Invoices Need to Be Detailed
When it comes to finances, nobody likes to be in the dark. It’s important to be as specific as possible in all client invoices. Apply all relevant information to deliver detailed accounts of time spent working and money spent on resources. This will benefit both organizations and the accounts payable department in the event that the client returns with questions about the costs they were charged. While granular information shouldn’t be required, a thorough overview of expenses is.
Provide Incentives for Prompt Payment
Add incentives for prompt payment of invoices if improving cash flow is a priority. For example, realizing revenue sooner with a 10% early payment discount could free up capital for expansion investments and other uses.
Also, typical invoicing mistakes, such as forgetting to include a purchase order number, might result in bills being delayed in being paid during the monthly pay cycle, so take care to avoid such errors.
Project Invoicing is Important to Ensure Project Payment
Project invoicing is crucial as it provides useful data for management to use in planning for the future of the company. Invoicing can assist a business in seeing which of its many projects bring in the most money and which aren’t worth the time and effort.

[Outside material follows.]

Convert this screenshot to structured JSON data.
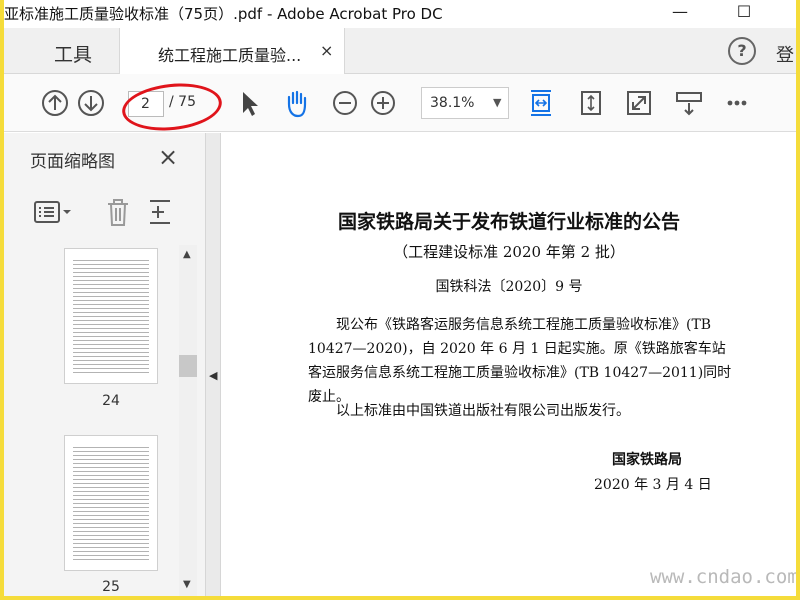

Timely, accurate, and thorough invoicing goes a long way to ensuring fast and uncontested payment at agreed-upon milestones.